▸ Exercise description: All of the entries must appear again exactly as written.

Data about app and page elements:
•••••
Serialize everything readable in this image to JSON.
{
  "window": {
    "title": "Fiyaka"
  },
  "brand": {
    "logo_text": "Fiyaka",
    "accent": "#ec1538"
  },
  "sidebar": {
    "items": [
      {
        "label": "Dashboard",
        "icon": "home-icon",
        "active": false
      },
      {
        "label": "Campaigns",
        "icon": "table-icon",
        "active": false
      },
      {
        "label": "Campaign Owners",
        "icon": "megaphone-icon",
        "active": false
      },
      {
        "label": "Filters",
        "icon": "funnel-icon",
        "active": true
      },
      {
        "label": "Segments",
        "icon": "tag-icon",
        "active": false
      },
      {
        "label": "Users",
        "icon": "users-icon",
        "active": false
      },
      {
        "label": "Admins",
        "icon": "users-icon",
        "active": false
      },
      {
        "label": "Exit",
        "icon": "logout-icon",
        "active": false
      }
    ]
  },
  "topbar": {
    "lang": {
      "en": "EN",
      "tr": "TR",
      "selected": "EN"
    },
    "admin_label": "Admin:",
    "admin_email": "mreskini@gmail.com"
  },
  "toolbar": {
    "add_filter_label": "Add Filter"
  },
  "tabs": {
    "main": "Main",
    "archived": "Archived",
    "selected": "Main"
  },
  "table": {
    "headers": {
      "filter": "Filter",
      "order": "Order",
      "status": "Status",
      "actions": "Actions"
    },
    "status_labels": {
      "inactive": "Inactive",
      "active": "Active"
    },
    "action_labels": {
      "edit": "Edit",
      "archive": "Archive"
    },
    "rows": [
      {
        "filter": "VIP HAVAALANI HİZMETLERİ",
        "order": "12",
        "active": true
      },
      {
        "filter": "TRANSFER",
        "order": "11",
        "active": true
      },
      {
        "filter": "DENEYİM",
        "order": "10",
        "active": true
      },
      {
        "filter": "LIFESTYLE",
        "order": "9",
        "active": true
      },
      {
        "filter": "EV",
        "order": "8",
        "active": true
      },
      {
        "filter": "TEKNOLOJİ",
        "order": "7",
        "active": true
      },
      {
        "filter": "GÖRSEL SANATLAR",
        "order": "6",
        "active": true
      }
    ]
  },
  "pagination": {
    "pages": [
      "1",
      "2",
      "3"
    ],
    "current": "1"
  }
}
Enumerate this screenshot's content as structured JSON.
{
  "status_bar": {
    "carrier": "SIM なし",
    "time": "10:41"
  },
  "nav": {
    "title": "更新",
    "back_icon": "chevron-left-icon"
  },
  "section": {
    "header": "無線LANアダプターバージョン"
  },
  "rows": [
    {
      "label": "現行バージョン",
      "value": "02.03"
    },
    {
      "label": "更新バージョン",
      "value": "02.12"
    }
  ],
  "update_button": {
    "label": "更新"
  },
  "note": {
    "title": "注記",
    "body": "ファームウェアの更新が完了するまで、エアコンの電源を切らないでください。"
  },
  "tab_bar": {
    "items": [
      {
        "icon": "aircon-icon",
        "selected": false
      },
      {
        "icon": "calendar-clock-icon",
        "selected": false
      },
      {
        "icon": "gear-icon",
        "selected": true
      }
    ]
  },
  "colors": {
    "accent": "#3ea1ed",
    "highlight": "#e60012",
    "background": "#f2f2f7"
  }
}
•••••
▸ Exercise solution:
Serialize everything readable in this image to JSON.
{
  "window": {
    "title": "Fiyaka"
  },
  "brand": {
    "logo_text": "Fiyaka",
    "accent": "#ec1538"
  },
  "sidebar": {
    "items": [
      {
        "label": "Dashboard",
        "icon": "home-icon",
        "active": false
      },
      {
        "label": "Campaigns",
        "icon": "table-icon",
        "active": false
      },
      {
        "label": "Campaign Owners",
        "icon": "megaphone-icon",
        "active": false
      },
      {
        "label": "Filters",
        "icon": "funnel-icon",
        "active": true
      },
      {
        "label": "Segments",
        "icon": "tag-icon",
        "active": false
      },
      {
        "label": "Users",
        "icon": "users-icon",
        "active": false
      },
      {
        "label": "Admins",
        "icon": "users-icon",
        "active": false
      },
      {
        "label": "Exit",
        "icon": "logout-icon",
        "active": false
      }
    ]
  },
  "topbar": {
    "lang": {
      "en": "EN",
      "tr": "TR",
      "selected": "EN"
    },
    "admin_label": "Admin:",
    "admin_email": "mreskini@gmail.com"
  },
  "toolbar": {
    "add_filter_label": "Add Filter"
  },
  "tabs": {
    "main": "Main",
    "archived": "Archived",
    "selected": "Main"
  },
  "table": {
    "headers": {
      "filter": "Filter",
      "order": "Order",
      "status": "Status",
      "actions": "Actions"
    },
    "status_labels": {
      "inactive": "Inactive",
      "active": "Active"
    },
    "action_labels": {
      "edit": "Edit",
      "archive": "Archive"
    },
    "rows": [
      {
        "filter": "VIP HAVAALANI HİZMETLERİ",
        "order": "12",
        "active": true
      },
      {
        "filter": "TRANSFER",
        "order": "11",
        "active": true
      },
      {
        "filter": "DENEYİM",
        "order": "10",
        "active": true
      },
      {
        "filter": "LIFESTYLE",
        "order": "9",
        "active": true
      },
      {
        "filter": "EV",
        "order": "8",
        "active": true
      },
      {
        "filter": "TEKNOLOJİ",
        "order": "7",
        "active": true
      },
      {
        "filter": "GÖRSEL SANATLAR",
        "order": "6",
        "active": true
      }
    ]
  },
  "pagination": {
    "pages": [
      "1",
      "2",
      "3"
    ],
    "current": "1"
  }
}
Enumerate this screenshot's content as structured JSON.
{
  "status_bar": {
    "carrier": "SIM なし",
    "time": "10:41"
  },
  "nav": {
    "title": "更新",
    "back_icon": "chevron-left-icon"
  },
  "section": {
    "header": "無線LANアダプターバージョン"
  },
  "rows": [
    {
      "label": "現行バージョン",
      "value": "02.03"
    },
    {
      "label": "更新バージョン",
      "value": "02.12"
    }
  ],
  "update_button": {
    "label": "更新"
  },
  "note": {
    "title": "注記",
    "body": "ファームウェアの更新が完了するまで、エアコンの電源を切らないでください。"
  },
  "tab_bar": {
    "items": [
      {
        "icon": "aircon-icon",
        "selected": false
      },
      {
        "icon": "calendar-clock-icon",
        "selected": false
      },
      {
        "icon": "gear-icon",
        "selected": true
      }
    ]
  },
  "colors": {
    "accent": "#3ea1ed",
    "highlight": "#e60012",
    "background": "#f2f2f7"
  }
}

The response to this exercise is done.